Piezoelectric pressure sensors are devices that convert mechanical pressure into electrical signals by utilizing the piezoelectric effect. Certain materials, when subjected to mechanical stress, generate an electric charge proportional to the applied pressure. These sensors find applications in various fields, including automotive, industrial, medical, and consumer electronics. The characterization of piezoelectric pressure sensors involves understanding their operating principles, material properties, and performance parameters.

  1. Operating Principle: Piezoelectric pressure sensors exploit the piezoelectric effect, which occurs in certain crystalline materials, ceramics, and polymers. When these materials experience mechanical stress, they produce an electrical charge proportional to the stress. The generated electric charge is then measured and processed to determine the applied pressure.

  2. Material Properties: Piezoelectric materials are essential to these sensors. Common materials include quartz, lead zirconate titanate (PZT), and polyvinylidene fluoride (PVDF). Each material exhibits different piezoelectric properties, such as charge sensitivity, temperature stability, and mechanical strength, which can influence the sensor's performance and suitability for specific applications.

  3. Performance Parameters: Key performance parameters characterize piezoelectric pressure sensors:

    a. Sensitivity: The ratio of the output electric charge or voltage to the applied pressure, typically expressed in pC/N or mV/N. Higher sensitivity allows for more accurate pressure measurements.

    b. Frequency Response: The range of frequencies the sensor can accurately measure. Piezoelectric sensors typically have a wide frequency response, enabling them to measure dynamic pressure changes effectively.

    c. Linearity: The degree to which the output signal is proportional to the applied pressure over the sensor's operating range. Good linearity ensures accurate measurements across the full pressure range.

    d. Hysteresis: The difference in output signal for a given pressure during increasing and decreasing pressure cycles. Low hysteresis ensures consistent readings and reduces measurement errors.

    e. Temperature Stability: The ability of the sensor to maintain consistent performance over a range of operating temperatures. Temperature stability is important for applications with varying environmental conditions.

    f. Long-term Stability: The ability of the sensor to maintain its performance characteristics over time. Good long-term stability is essential for reliable and accurate measurements.
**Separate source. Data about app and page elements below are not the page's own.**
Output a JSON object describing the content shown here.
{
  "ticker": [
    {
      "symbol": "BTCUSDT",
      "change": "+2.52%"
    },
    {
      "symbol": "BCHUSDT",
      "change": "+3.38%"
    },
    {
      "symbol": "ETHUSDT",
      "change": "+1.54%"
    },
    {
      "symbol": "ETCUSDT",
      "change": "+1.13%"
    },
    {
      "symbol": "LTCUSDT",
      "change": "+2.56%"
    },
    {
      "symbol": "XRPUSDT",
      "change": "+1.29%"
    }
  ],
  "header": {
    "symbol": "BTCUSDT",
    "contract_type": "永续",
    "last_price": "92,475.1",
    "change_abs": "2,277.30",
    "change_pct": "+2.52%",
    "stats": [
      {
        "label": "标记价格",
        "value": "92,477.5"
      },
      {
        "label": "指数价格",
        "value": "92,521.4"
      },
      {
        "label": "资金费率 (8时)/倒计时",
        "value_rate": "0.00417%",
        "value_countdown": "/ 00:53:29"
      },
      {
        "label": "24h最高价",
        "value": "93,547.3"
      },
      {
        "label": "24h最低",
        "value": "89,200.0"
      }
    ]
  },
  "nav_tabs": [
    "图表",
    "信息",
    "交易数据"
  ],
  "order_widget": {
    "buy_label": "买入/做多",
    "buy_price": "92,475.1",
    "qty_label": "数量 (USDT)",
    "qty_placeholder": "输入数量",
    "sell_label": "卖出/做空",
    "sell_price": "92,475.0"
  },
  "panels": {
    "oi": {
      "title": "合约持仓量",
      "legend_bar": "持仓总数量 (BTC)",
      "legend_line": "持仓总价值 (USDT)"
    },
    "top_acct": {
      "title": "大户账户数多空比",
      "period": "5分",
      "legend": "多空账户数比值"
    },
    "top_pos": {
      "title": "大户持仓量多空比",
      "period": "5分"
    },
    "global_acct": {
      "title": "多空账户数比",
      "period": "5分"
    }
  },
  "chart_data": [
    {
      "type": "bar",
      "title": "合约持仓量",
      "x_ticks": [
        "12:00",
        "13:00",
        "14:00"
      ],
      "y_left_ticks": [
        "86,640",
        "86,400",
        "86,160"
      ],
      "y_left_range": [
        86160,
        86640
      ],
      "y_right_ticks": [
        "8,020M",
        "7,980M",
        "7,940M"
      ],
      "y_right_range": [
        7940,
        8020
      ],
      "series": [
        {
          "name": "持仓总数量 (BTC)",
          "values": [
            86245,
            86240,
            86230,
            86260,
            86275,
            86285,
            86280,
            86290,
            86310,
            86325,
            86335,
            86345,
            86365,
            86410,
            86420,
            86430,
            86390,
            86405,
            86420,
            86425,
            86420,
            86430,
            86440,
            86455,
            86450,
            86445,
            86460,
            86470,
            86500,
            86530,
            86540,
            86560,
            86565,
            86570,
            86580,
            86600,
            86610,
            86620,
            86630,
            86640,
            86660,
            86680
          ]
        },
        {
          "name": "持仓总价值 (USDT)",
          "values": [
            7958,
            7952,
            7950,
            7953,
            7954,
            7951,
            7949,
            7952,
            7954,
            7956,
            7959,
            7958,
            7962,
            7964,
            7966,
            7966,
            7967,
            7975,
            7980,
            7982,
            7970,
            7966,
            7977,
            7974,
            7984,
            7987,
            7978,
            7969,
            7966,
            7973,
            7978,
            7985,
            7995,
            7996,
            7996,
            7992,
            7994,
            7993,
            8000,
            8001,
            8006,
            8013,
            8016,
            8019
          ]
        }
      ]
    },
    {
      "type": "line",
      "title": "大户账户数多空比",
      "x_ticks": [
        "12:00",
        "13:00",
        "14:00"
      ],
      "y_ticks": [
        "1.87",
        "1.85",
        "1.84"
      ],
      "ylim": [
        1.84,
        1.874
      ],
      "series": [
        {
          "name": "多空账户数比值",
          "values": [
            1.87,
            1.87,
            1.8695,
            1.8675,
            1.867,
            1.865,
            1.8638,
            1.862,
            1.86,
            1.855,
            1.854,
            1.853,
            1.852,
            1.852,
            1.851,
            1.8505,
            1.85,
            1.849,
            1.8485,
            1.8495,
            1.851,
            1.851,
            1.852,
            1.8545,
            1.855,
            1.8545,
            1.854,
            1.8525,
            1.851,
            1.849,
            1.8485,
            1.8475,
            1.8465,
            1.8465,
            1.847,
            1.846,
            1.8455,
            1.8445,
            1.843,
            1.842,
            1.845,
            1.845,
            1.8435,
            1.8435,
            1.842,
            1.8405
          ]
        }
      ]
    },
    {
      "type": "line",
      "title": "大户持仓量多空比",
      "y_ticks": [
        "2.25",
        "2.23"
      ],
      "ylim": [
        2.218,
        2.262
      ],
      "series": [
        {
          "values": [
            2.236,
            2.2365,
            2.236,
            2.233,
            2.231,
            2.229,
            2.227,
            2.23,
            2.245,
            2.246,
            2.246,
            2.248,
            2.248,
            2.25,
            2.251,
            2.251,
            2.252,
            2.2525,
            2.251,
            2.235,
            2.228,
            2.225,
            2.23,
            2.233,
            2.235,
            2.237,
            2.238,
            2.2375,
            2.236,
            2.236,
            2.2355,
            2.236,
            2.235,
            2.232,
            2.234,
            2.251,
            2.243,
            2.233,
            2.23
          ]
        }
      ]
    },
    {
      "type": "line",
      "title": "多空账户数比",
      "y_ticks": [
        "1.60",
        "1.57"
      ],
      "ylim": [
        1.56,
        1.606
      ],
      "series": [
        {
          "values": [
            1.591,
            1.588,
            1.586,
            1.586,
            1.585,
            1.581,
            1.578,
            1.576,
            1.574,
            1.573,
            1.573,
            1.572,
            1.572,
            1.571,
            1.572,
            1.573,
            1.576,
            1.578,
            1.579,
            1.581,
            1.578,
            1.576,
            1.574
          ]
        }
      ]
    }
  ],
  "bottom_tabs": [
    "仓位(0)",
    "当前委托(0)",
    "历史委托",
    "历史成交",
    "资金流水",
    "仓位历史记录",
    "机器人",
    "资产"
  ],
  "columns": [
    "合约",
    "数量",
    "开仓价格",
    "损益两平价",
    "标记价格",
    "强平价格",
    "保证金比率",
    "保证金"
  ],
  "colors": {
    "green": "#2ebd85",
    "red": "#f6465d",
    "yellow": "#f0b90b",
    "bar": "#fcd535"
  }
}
In summary, the characterization of piezoelectric pressure sensors involves understanding their operating principles, the properties of the piezoelectric materials used, and the key performance parameters. These factors are essential in determining the suitability of a piezoelectric pressure sensor for a specific application and ensuring accurate and reliable measurements.